  18. ^ "Michio Ito and Gerald Ito". The Miami Herald. 31 December 1946. Retrieved 6 June 2021.
  19. ^ "We are Dancers of Japan". Des Moines Tribune. 20 December 1946. Retrieved 6 June 2021.
  20. ^ "Japan Enjoys Its First Glimpse of 'The Mikado'". Oakland Tribune. 29 January 1948. Retrieved 6 June 2021.
  21. ^ Palmer, Kyle (26 October 1949). "Japs Plan Center to Attract Tourists". The Los Angeles Times.
  22. ^ "Marketplace Teahouse Planned". The Honolulu Advertiser.
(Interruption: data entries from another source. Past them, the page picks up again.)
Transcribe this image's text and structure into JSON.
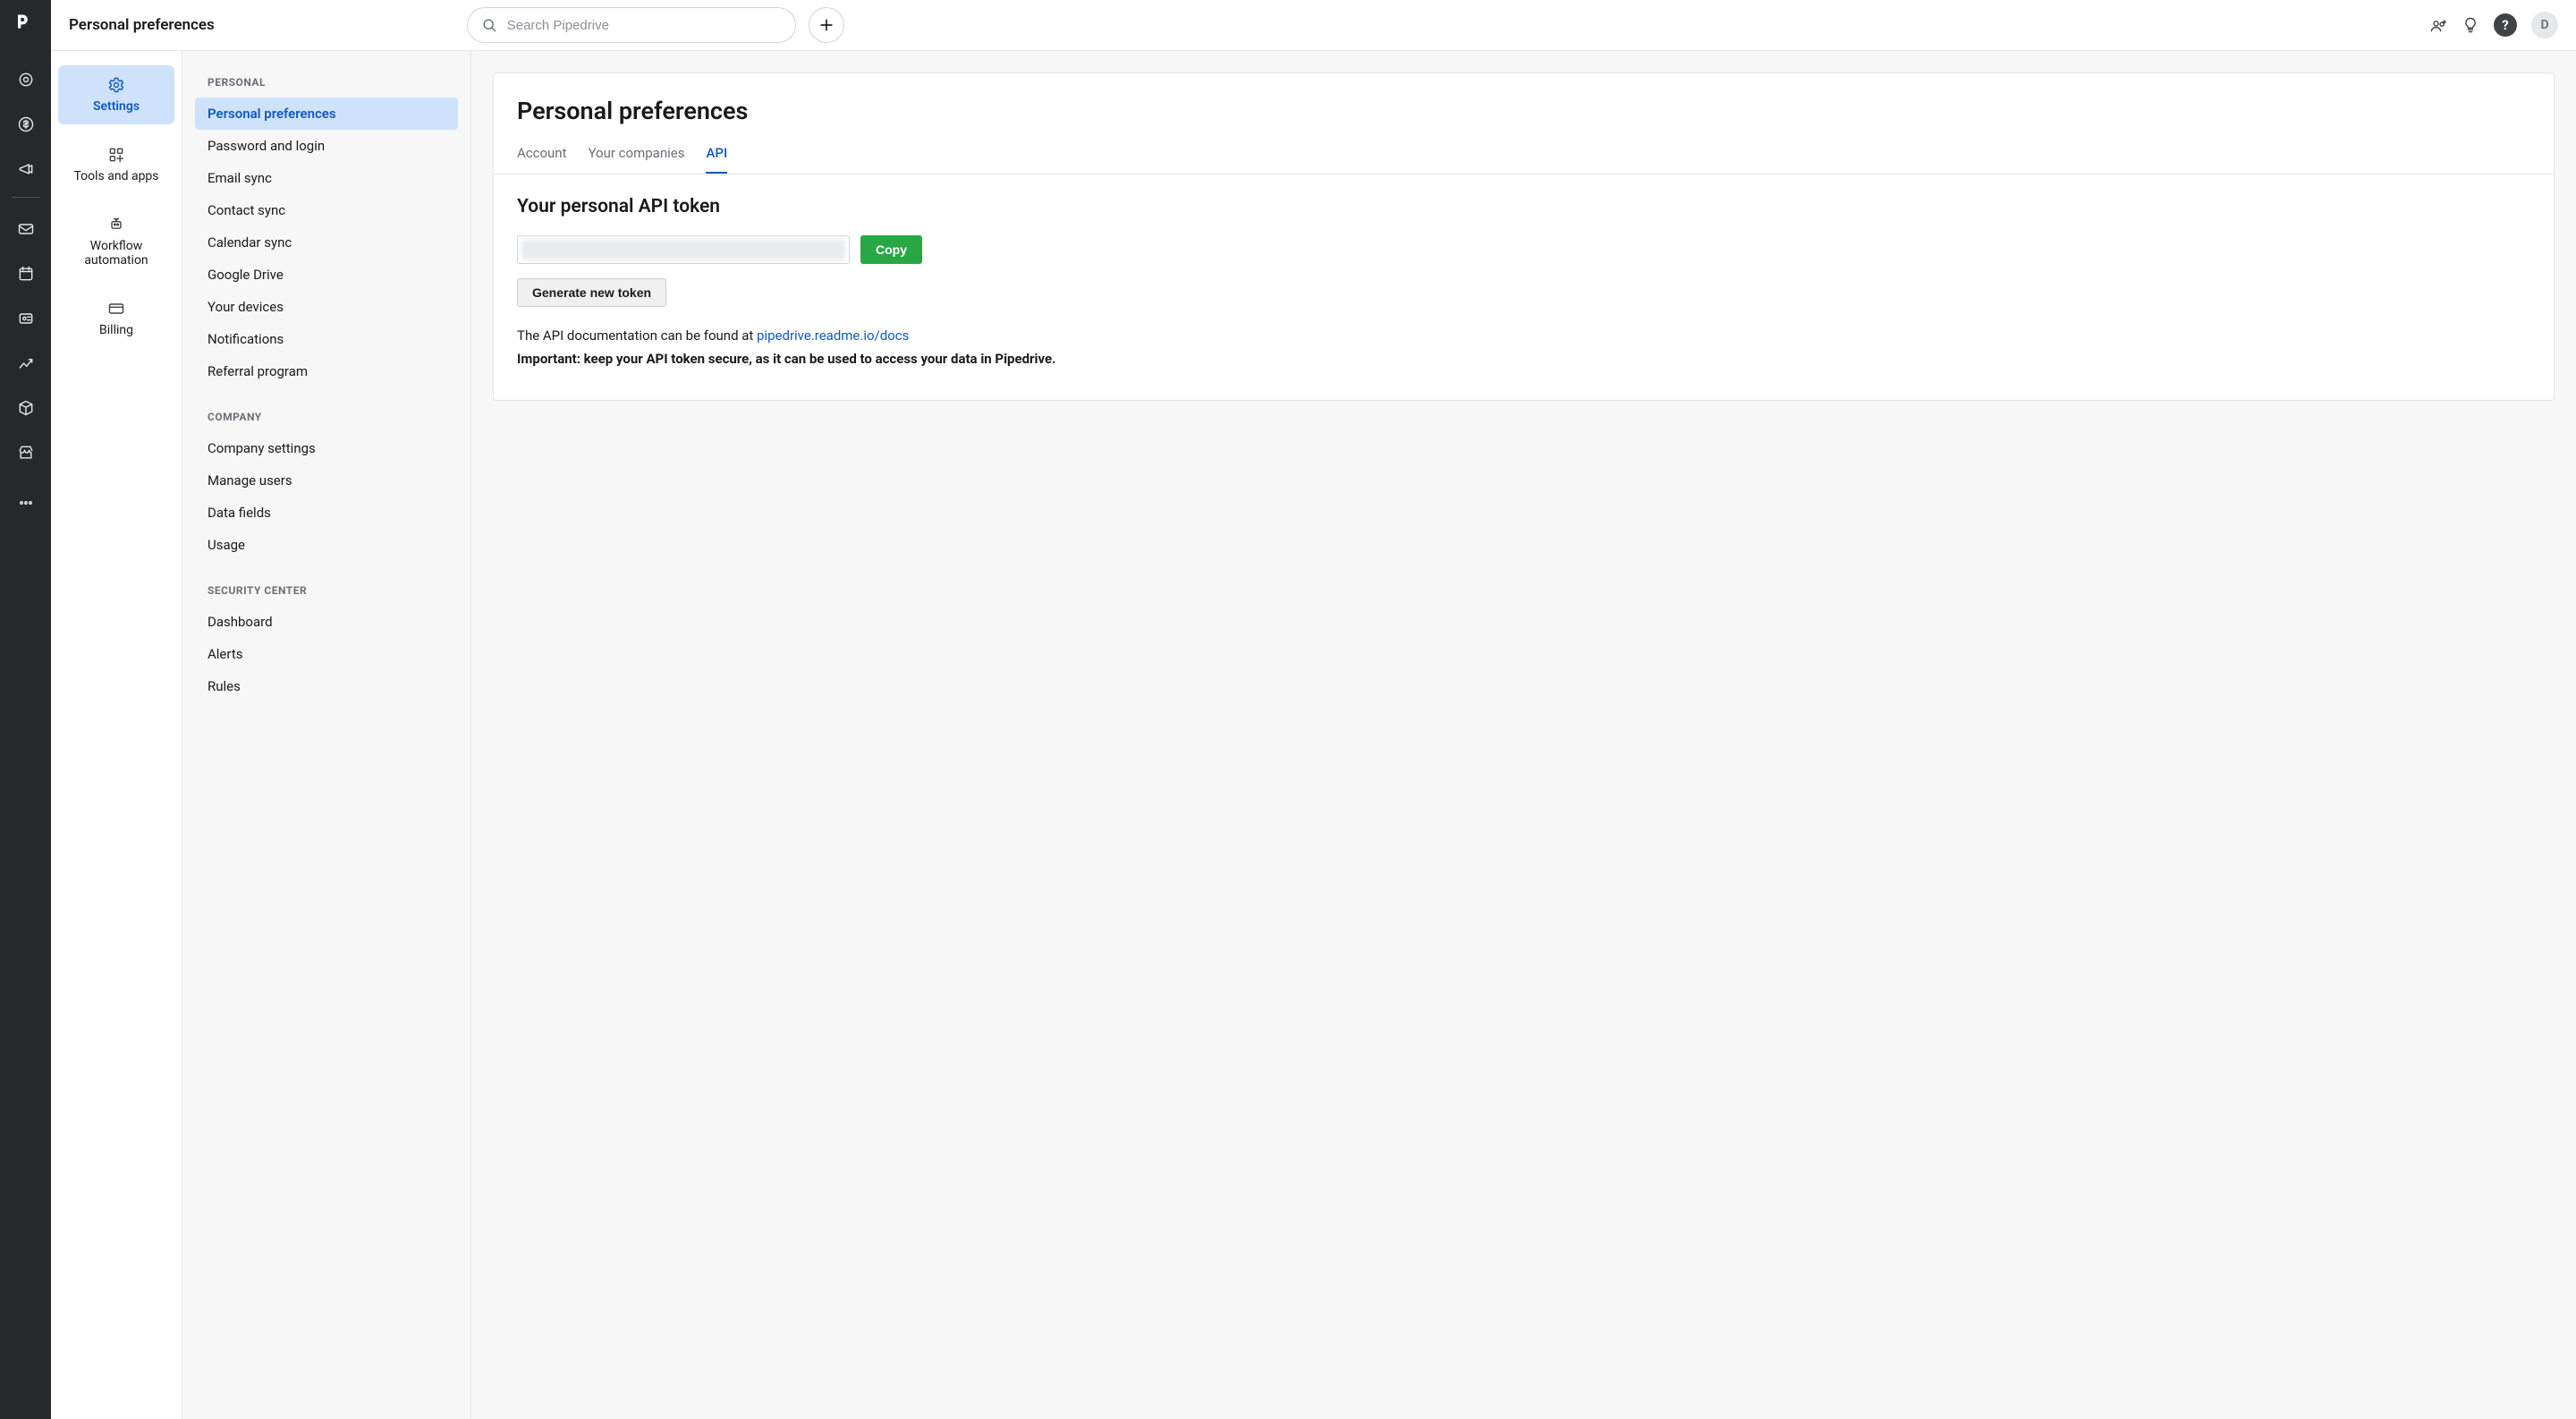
{
  "topbar": {
    "title": "Personal preferences",
    "search_placeholder": "Search Pipedrive",
    "avatar_initial": "D",
    "help_glyph": "?"
  },
  "widecol": {
    "settings": "Settings",
    "tools": "Tools and apps",
    "workflow": "Workflow automation",
    "billing": "Billing"
  },
  "settingsnav": {
    "personal_heading": "PERSONAL",
    "personal": [
      "Personal preferences",
      "Password and login",
      "Email sync",
      "Contact sync",
      "Calendar sync",
      "Google Drive",
      "Your devices",
      "Notifications",
      "Referral program"
    ],
    "company_heading": "COMPANY",
    "company": [
      "Company settings",
      "Manage users",
      "Data fields",
      "Usage"
    ],
    "security_heading": "SECURITY CENTER",
    "security": [
      "Dashboard",
      "Alerts",
      "Rules"
    ]
  },
  "content": {
    "page_heading": "Personal preferences",
    "tabs": [
      "Account",
      "Your companies",
      "API"
    ],
    "active_tab": "API",
    "section_heading": "Your personal API token",
    "copy_btn": "Copy",
    "generate_btn": "Generate new token",
    "doc_text_prefix": "The API documentation can be found at ",
    "doc_link_text": "pipedrive.readme.io/docs",
    "important_text": "Important: keep your API token secure, as it can be used to access your data in Pipedrive."
  }
}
Retrieved 6 June 2021.
  23. ^ "Marco Polo's Path May Be Retraced By Olympic Flame". The San Bernardino County Sung. 23 August 1960. Retrieved 6 June 2021.

Further reading[edit]

  • Caldwell, Helen. Michio Ito: The Dancer and His Dances. Berkeley: University of California Press, 1977.
  • Cohen-Stratyner, Barbara Naomi. 1982. Biographical dictionary of dance. New York: Schirmer Books.
  • Cowell, M. (2001). Dance chronicle: Michio Ito in Hollywood: Modes and Ironies of Ethnicity. Taylor & Francis.
  • Cowell, M., & Shimazaki, S. (1994). "East and West in the Work of Michio Ito", Dance Research Journal, 26(2), 11-23. doi:1. Retrieved from https://www.jstor.org/stable/1477913 doi:1.
  • The Dances of Michio Ito (2007), a film produced by the Chamber Dance Company. Performances taped in 2001 at the Meany Theatre and the Meany Studio Theatre, University of Washington; dances reconstructed by Taeko Furusho.
  • Michio Ito: Pioneering Dance-Choreographer (2013), a film directed by Bonnie Oda Homsey for the Los Angeles Dance Foundation.
  • Takeishi, Midori, ed. and rev. by David Pacun. Japanese Elements in Michio Ito’s Early Period (1915-1924): Meetings of East and West in the Collaborative Works, (Tokyo: Gendaitosho, 2006).
  • Michio Ito's personal papers are located at the California Ethnic & Multicultural Archives, UC Santa Barbara Library, University of California, Santa Barbara.

External links[edit]